■ Information:
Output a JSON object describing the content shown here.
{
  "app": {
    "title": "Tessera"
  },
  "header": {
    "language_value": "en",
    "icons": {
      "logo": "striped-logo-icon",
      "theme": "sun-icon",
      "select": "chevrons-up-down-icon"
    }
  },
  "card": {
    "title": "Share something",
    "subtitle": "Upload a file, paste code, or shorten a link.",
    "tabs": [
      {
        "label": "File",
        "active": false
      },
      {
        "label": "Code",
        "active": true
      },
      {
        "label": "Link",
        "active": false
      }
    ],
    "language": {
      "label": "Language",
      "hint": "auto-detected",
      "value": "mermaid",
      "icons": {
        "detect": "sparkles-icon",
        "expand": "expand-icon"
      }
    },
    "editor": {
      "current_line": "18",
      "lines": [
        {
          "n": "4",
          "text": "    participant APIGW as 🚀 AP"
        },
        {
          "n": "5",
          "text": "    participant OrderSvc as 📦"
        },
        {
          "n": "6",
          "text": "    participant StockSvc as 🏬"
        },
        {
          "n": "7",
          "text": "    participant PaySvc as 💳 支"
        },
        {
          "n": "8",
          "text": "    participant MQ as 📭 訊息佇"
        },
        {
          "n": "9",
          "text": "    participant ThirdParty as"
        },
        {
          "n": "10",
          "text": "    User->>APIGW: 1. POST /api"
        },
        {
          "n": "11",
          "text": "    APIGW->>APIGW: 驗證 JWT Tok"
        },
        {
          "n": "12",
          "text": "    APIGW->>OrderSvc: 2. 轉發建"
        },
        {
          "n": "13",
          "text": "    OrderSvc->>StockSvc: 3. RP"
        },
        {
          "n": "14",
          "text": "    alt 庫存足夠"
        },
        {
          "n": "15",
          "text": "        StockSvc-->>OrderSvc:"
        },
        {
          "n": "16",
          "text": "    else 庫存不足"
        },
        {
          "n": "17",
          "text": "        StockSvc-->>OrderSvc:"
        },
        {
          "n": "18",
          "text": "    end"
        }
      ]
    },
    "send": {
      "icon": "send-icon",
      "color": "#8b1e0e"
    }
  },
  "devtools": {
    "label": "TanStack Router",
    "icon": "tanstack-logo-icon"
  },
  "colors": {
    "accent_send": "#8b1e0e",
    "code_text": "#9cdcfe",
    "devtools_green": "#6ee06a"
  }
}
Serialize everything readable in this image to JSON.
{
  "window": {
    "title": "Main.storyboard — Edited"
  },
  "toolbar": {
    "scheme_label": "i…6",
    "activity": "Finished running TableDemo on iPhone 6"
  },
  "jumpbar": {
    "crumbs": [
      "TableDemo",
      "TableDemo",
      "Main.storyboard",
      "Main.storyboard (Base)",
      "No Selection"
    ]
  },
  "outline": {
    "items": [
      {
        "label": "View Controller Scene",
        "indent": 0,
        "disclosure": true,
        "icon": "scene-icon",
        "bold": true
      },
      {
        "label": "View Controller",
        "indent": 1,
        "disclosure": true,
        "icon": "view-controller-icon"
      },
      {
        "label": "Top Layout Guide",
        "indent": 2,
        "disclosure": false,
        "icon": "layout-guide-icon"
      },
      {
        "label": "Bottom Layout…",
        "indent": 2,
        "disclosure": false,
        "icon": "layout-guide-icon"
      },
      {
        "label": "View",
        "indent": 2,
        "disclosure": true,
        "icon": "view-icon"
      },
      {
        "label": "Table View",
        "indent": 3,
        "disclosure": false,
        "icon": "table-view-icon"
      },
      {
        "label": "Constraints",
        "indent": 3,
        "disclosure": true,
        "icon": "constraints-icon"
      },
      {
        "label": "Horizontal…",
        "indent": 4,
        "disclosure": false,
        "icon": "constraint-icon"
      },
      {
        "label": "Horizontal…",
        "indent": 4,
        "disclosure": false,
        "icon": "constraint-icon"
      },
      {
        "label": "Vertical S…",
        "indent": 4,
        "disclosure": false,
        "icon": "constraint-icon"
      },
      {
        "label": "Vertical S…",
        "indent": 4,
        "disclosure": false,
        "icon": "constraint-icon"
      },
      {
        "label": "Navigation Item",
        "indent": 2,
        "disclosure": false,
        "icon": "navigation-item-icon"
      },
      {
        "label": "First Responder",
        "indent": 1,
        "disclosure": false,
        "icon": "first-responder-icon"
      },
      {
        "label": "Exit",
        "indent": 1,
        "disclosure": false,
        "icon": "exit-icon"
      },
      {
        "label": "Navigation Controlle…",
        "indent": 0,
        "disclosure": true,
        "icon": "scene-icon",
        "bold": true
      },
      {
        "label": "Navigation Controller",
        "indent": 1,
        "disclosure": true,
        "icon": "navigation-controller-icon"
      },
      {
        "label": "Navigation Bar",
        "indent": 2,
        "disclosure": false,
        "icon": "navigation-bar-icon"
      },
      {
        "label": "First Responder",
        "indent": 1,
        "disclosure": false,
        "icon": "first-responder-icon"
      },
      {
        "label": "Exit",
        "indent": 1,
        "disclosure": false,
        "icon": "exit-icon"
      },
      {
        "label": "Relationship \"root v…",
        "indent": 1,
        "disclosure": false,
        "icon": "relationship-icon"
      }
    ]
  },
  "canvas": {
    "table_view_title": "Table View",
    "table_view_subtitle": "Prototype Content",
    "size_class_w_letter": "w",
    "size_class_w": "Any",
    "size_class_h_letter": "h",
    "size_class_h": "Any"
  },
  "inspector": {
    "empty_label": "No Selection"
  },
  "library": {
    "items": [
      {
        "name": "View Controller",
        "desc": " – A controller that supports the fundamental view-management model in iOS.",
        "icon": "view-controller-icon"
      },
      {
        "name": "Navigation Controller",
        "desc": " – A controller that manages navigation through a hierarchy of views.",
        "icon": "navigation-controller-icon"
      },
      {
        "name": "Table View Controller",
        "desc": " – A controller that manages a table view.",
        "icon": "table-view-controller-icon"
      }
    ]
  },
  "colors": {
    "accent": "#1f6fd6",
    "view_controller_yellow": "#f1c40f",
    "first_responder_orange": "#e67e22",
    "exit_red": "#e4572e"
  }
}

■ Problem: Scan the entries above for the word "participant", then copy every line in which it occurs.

■ Task answer:
          "text": "    participant APIGW as 🚀 AP"
          "text": "    participant OrderSvc as 📦"
          "text": "    participant StockSvc as 🏬"
          "text": "    participant PaySvc as 💳 支"
          "text": "    participant MQ as 📭 訊息佇"
          "text": "    participant ThirdParty as"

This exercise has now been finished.